[WHAT TO WORK ON]:
Select and reproduce each line of the listing below that bears the string "value".
────────
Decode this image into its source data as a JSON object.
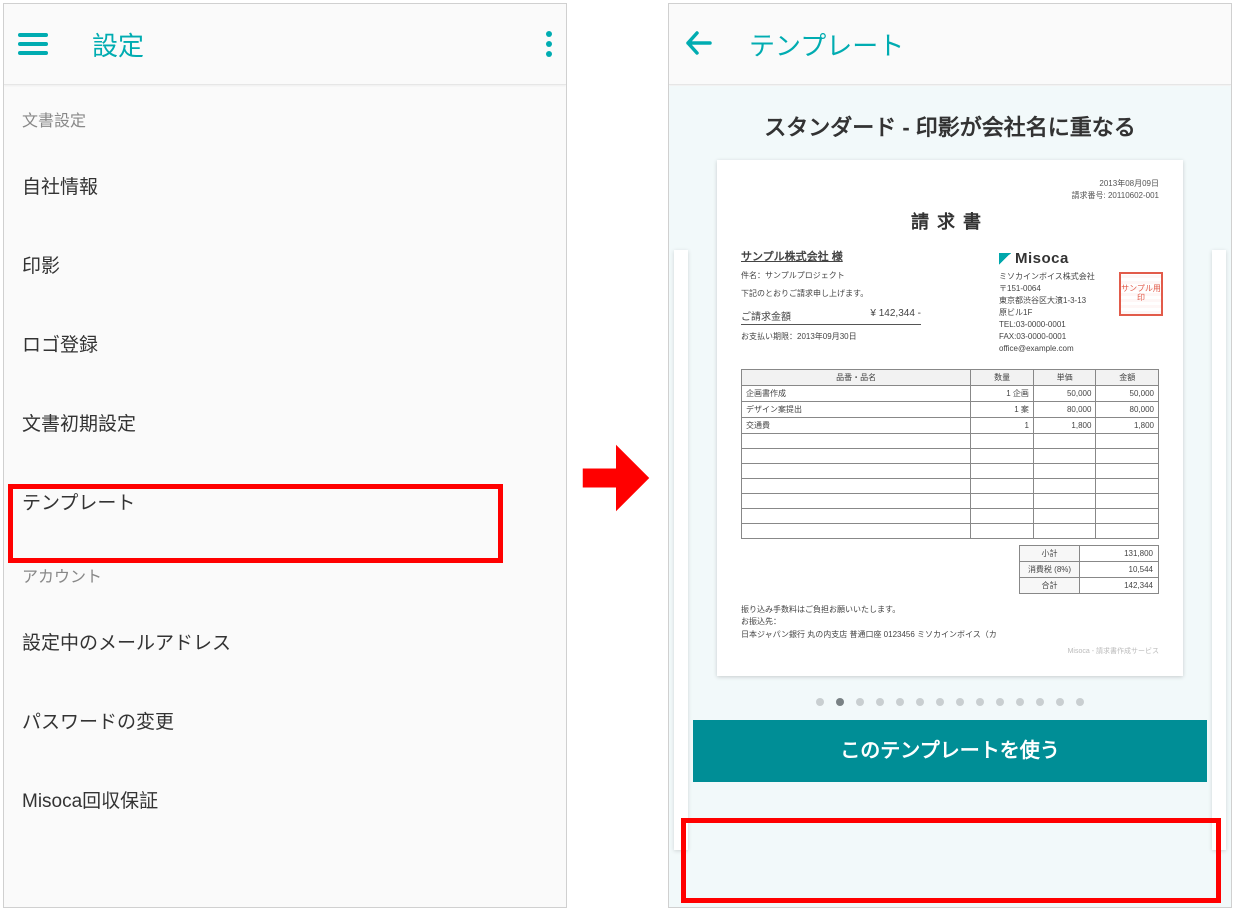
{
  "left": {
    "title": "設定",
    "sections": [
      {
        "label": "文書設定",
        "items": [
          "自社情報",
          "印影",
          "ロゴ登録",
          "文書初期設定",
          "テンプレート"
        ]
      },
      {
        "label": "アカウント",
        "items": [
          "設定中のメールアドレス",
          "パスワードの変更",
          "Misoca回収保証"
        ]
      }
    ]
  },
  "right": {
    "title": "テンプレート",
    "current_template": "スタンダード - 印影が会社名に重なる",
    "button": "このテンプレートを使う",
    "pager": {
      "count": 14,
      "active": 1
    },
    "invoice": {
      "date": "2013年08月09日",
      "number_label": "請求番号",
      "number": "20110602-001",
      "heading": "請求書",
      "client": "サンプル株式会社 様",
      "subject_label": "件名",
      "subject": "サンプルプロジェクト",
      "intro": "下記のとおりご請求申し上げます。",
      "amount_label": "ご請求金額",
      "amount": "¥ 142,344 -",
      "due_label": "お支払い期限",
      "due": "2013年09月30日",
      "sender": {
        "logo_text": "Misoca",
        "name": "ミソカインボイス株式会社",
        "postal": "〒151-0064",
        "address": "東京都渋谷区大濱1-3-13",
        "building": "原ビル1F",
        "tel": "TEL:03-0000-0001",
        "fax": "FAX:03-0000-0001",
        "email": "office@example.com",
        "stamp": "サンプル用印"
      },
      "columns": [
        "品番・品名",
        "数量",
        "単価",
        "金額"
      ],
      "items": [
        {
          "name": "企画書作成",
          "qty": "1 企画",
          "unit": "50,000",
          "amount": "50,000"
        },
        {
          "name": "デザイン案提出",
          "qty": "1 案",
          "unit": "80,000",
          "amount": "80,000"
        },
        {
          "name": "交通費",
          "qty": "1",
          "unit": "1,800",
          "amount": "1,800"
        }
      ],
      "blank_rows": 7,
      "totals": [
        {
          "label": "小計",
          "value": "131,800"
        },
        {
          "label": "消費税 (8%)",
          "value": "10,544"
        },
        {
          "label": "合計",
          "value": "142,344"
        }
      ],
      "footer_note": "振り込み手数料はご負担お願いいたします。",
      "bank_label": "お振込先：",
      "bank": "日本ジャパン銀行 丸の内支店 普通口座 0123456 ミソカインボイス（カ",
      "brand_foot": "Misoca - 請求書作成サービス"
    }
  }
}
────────
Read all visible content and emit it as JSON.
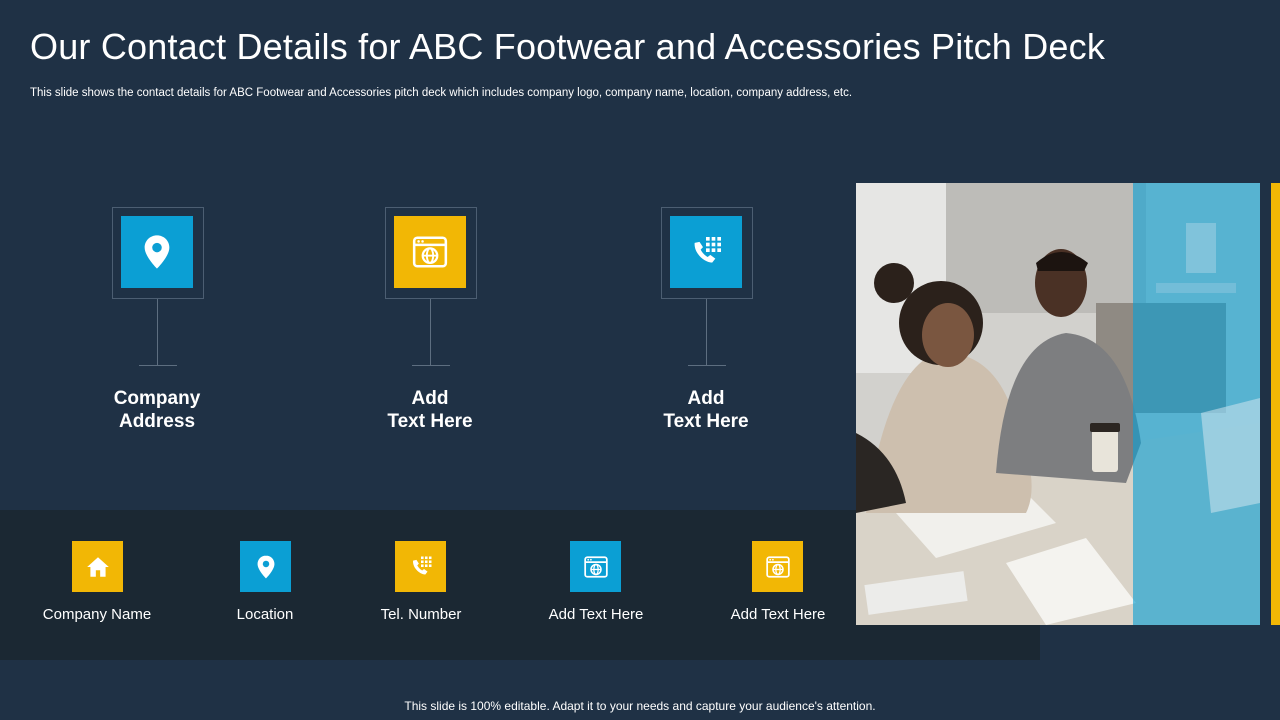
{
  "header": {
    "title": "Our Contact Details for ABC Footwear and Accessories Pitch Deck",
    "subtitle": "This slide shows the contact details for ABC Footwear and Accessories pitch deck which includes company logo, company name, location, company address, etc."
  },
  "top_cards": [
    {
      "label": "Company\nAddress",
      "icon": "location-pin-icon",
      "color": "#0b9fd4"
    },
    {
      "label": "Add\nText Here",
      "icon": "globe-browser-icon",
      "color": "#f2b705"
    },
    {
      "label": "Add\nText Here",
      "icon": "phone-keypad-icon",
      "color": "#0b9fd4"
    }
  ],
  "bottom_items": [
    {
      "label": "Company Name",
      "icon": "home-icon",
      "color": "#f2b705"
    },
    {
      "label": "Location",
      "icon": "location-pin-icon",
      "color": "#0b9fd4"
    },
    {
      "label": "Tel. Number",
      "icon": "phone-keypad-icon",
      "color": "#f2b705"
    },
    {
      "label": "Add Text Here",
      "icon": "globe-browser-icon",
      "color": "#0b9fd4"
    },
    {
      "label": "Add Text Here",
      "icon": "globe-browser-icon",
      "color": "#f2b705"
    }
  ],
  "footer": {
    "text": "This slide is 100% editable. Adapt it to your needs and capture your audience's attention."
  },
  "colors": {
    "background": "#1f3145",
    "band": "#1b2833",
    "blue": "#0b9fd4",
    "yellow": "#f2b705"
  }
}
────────
[SOLUTION]:
          "value": "131,800"
          "value": "10,544"
          "value": "142,344"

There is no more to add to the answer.